- Pocket Knife - Simple and Light. Mainly used for cutting food.
- Tent – lightweight tents are preferred for these trips. Check with your guide to coordinate tents for this program.
- Stove and Fuel – Check with your guide to coordinate stoves and fuel for this program.
- Sleeping Bag - Rated between 0 and 30 degrees. Please confer with your guide for sleeping bag recommendations.
- Sleeping Pad - A single lightweight inflatable mattress is recommended. The new Thermarest Neoair line is very lightweight and takes up very little room in your pack.
- Trekking Poles - Adjustable poles are great for improving balance, saving energy and sparing your knees. The 3 section poles or the new tent pole style poles like the Black Diamond Z-Pole are nice because the fit inside your pack while climbing technical terrain. Keep them fairly short so that your hands are below your navel when standing on flat ground. HIGHLY RECOMMENDED!
- Camera- Most likely you will want to document this great adventure. Try to get a carrying case that fits on your pack and will not interfere with your climbing. If you keep your camera inside your pack you won’t take many pictures.
- Goggles - Optional. These may be useful when climbing some of the higher peaks in poor weather.

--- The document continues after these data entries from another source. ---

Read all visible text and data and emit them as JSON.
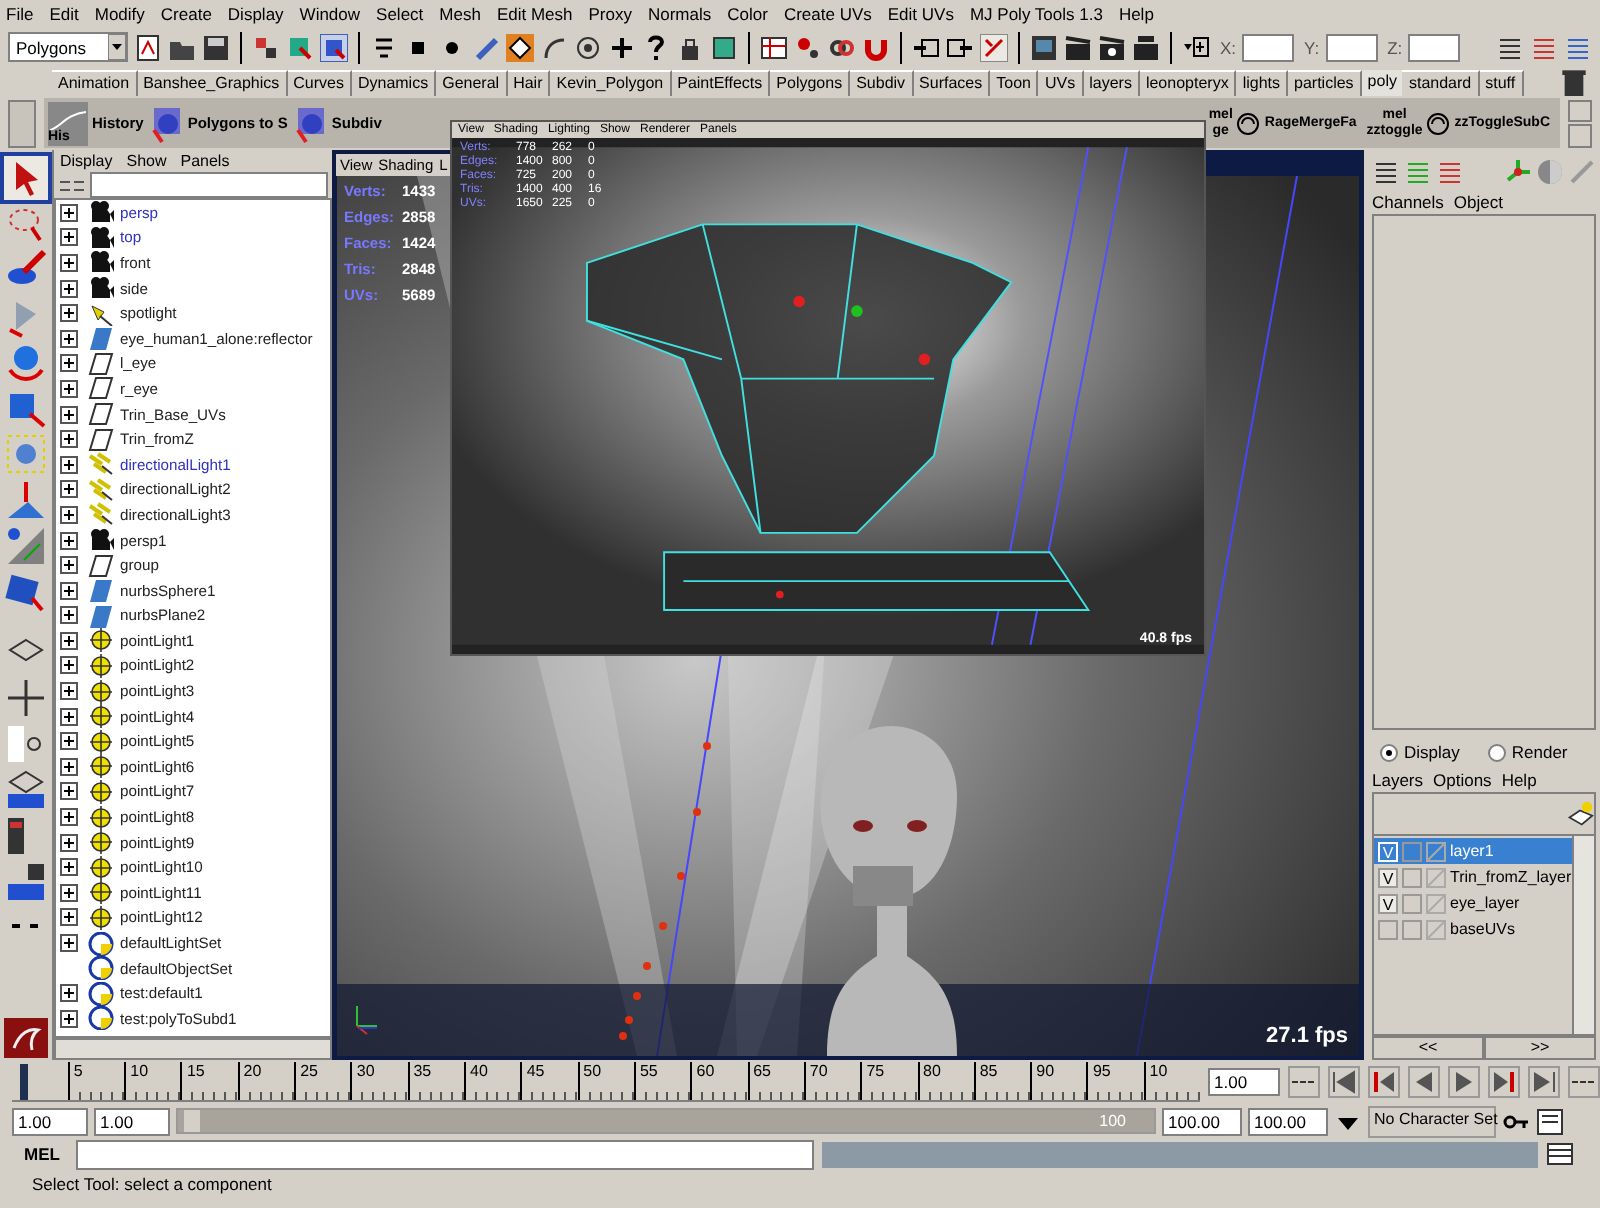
{
  "menu_bar": [
    "File",
    "Edit",
    "Modify",
    "Create",
    "Display",
    "Window",
    "Select",
    "Mesh",
    "Edit Mesh",
    "Proxy",
    "Normals",
    "Color",
    "Create UVs",
    "Edit UVs",
    "MJ Poly Tools 1.3",
    "Help"
  ],
  "toolbar": {
    "mode": "Polygons",
    "coords": [
      {
        "label": "X:"
      },
      {
        "label": "Y:"
      },
      {
        "label": "Z:"
      }
    ]
  },
  "shelf_tabs": [
    {
      "label": "Animation",
      "selected": false
    },
    {
      "label": "Banshee_Graphics",
      "selected": false
    },
    {
      "label": "Curves",
      "selected": false
    },
    {
      "label": "Dynamics",
      "selected": false
    },
    {
      "label": "General",
      "selected": false
    },
    {
      "label": "Hair",
      "selected": false
    },
    {
      "label": "Kevin_Polygon",
      "selected": false
    },
    {
      "label": "PaintEffects",
      "selected": false
    },
    {
      "label": "Polygons",
      "selected": false
    },
    {
      "label": "Subdiv",
      "selected": false
    },
    {
      "label": "Surfaces",
      "selected": false
    },
    {
      "label": "Toon",
      "selected": false
    },
    {
      "label": "UVs",
      "selected": false
    },
    {
      "label": "layers",
      "selected": false
    },
    {
      "label": "leonopteryx",
      "selected": false
    },
    {
      "label": "lights",
      "selected": false
    },
    {
      "label": "particles",
      "selected": false
    },
    {
      "label": "poly",
      "selected": true
    },
    {
      "label": "standard",
      "selected": false
    },
    {
      "label": "stuff",
      "selected": false
    }
  ],
  "shelf": {
    "left_items": [
      {
        "icon_text": "His",
        "label": "History"
      },
      {
        "label": "Polygons to S"
      },
      {
        "label": "Subdiv"
      }
    ],
    "right_items": [
      {
        "icon_text": "mel",
        "caption": "ge",
        "label": "RageMergeFa"
      },
      {
        "icon_text": "mel",
        "caption": "zztoggle",
        "label": "zzToggleSubC"
      }
    ]
  },
  "outliner": {
    "menu": [
      "Display",
      "Show",
      "Panels"
    ],
    "items": [
      {
        "name": "persp",
        "kind": "camera",
        "highlighted": true,
        "expandable": true
      },
      {
        "name": "top",
        "kind": "camera",
        "highlighted": true,
        "expandable": true
      },
      {
        "name": "front",
        "kind": "camera",
        "highlighted": false,
        "expandable": true
      },
      {
        "name": "side",
        "kind": "camera",
        "highlighted": false,
        "expandable": true
      },
      {
        "name": "spotlight",
        "kind": "spotlight",
        "highlighted": false,
        "expandable": true
      },
      {
        "name": "eye_human1_alone:reflector",
        "kind": "nurbs",
        "highlighted": false,
        "expandable": true
      },
      {
        "name": "l_eye",
        "kind": "mesh",
        "highlighted": false,
        "expandable": true
      },
      {
        "name": "r_eye",
        "kind": "mesh",
        "highlighted": false,
        "expandable": true
      },
      {
        "name": "Trin_Base_UVs",
        "kind": "mesh",
        "highlighted": false,
        "expandable": true
      },
      {
        "name": "Trin_fromZ",
        "kind": "mesh",
        "highlighted": false,
        "expandable": true
      },
      {
        "name": "directionalLight1",
        "kind": "directional",
        "highlighted": true,
        "expandable": true
      },
      {
        "name": "directionalLight2",
        "kind": "directional",
        "highlighted": false,
        "expandable": true
      },
      {
        "name": "directionalLight3",
        "kind": "directional",
        "highlighted": false,
        "expandable": true
      },
      {
        "name": "persp1",
        "kind": "camera",
        "highlighted": false,
        "expandable": true
      },
      {
        "name": "group",
        "kind": "mesh",
        "highlighted": false,
        "expandable": true
      },
      {
        "name": "nurbsSphere1",
        "kind": "nurbs",
        "highlighted": false,
        "expandable": true
      },
      {
        "name": "nurbsPlane2",
        "kind": "nurbs",
        "highlighted": false,
        "expandable": true
      },
      {
        "name": "pointLight1",
        "kind": "point",
        "highlighted": false,
        "expandable": true
      },
      {
        "name": "pointLight2",
        "kind": "point",
        "highlighted": false,
        "expandable": true
      },
      {
        "name": "pointLight3",
        "kind": "point",
        "highlighted": false,
        "expandable": true
      },
      {
        "name": "pointLight4",
        "kind": "point",
        "highlighted": false,
        "expandable": true
      },
      {
        "name": "pointLight5",
        "kind": "point",
        "highlighted": false,
        "expandable": true
      },
      {
        "name": "pointLight6",
        "kind": "point",
        "highlighted": false,
        "expandable": true
      },
      {
        "name": "pointLight7",
        "kind": "point",
        "highlighted": false,
        "expandable": true
      },
      {
        "name": "pointLight8",
        "kind": "point",
        "highlighted": false,
        "expandable": true
      },
      {
        "name": "pointLight9",
        "kind": "point",
        "highlighted": false,
        "expandable": true
      },
      {
        "name": "pointLight10",
        "kind": "point",
        "highlighted": false,
        "expandable": true
      },
      {
        "name": "pointLight11",
        "kind": "point",
        "highlighted": false,
        "expandable": true
      },
      {
        "name": "pointLight12",
        "kind": "point",
        "highlighted": false,
        "expandable": true
      },
      {
        "name": "defaultLightSet",
        "kind": "set",
        "highlighted": false,
        "expandable": true
      },
      {
        "name": "defaultObjectSet",
        "kind": "set",
        "highlighted": false,
        "expandable": false
      },
      {
        "name": "test:default1",
        "kind": "set",
        "highlighted": false,
        "expandable": true
      },
      {
        "name": "test:polyToSubd1",
        "kind": "set",
        "highlighted": false,
        "expandable": true
      }
    ]
  },
  "viewport": {
    "menu": [
      "View",
      "Shading",
      "L"
    ],
    "stats": [
      {
        "label": "Verts:",
        "value": "1433"
      },
      {
        "label": "Edges:",
        "value": "2858"
      },
      {
        "label": "Faces:",
        "value": "1424"
      },
      {
        "label": "Tris:",
        "value": "2848"
      },
      {
        "label": "UVs:",
        "value": "5689"
      }
    ],
    "fps": "27.1 fps"
  },
  "inset_view": {
    "menu": [
      "View",
      "Shading",
      "Lighting",
      "Show",
      "Renderer",
      "Panels"
    ],
    "stats": [
      {
        "label": "Verts:",
        "values": [
          "778",
          "262",
          "0"
        ]
      },
      {
        "label": "Edges:",
        "values": [
          "1400",
          "800",
          "0"
        ]
      },
      {
        "label": "Faces:",
        "values": [
          "725",
          "200",
          "0"
        ]
      },
      {
        "label": "Tris:",
        "values": [
          "1400",
          "400",
          "16"
        ]
      },
      {
        "label": "UVs:",
        "values": [
          "1650",
          "225",
          "0"
        ]
      }
    ],
    "fps": "40.8 fps"
  },
  "channel_box": {
    "menu": [
      "Channels",
      "Object"
    ]
  },
  "layer_editor": {
    "modes": [
      {
        "label": "Display",
        "selected": true
      },
      {
        "label": "Render",
        "selected": false
      }
    ],
    "menu": [
      "Layers",
      "Options",
      "Help"
    ],
    "layers": [
      {
        "name": "layer1",
        "visible": true,
        "visible_mark": "V",
        "selected": true
      },
      {
        "name": "Trin_fromZ_layer",
        "visible": true,
        "visible_mark": "V",
        "selected": false
      },
      {
        "name": "eye_layer",
        "visible": true,
        "visible_mark": "V",
        "selected": false
      },
      {
        "name": "baseUVs",
        "visible": false,
        "selected": false
      }
    ],
    "scroll_buttons": [
      "<<",
      ">>"
    ]
  },
  "timeline": {
    "labels": [
      "5",
      "10",
      "15",
      "20",
      "25",
      "30",
      "35",
      "40",
      "45",
      "50",
      "55",
      "60",
      "65",
      "70",
      "75",
      "80",
      "85",
      "90",
      "95",
      "10"
    ],
    "level": 0,
    "current_frame": "1.00"
  },
  "range": {
    "level": 1,
    "start": "1.00",
    "playback_start": "1.00",
    "slider_end": "100",
    "playback_end": "100.00",
    "end": "100.00",
    "character_set": "No Character Set"
  },
  "command_line": {
    "label": "MEL"
  },
  "status": "Select Tool: select a component"
}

- Neck Gaiter - A product called a “Buff” has become extremely popular and can work for everything from a neck gaitor to a hat, to a headband, to a balaclava. Ask your guide for a short demo of the many uses of a Buff.
- Toiletries - Keep it simple. A tiny tube of toothpaste and travel toothbrush, toilet paper and hand sanitizer is all you will need.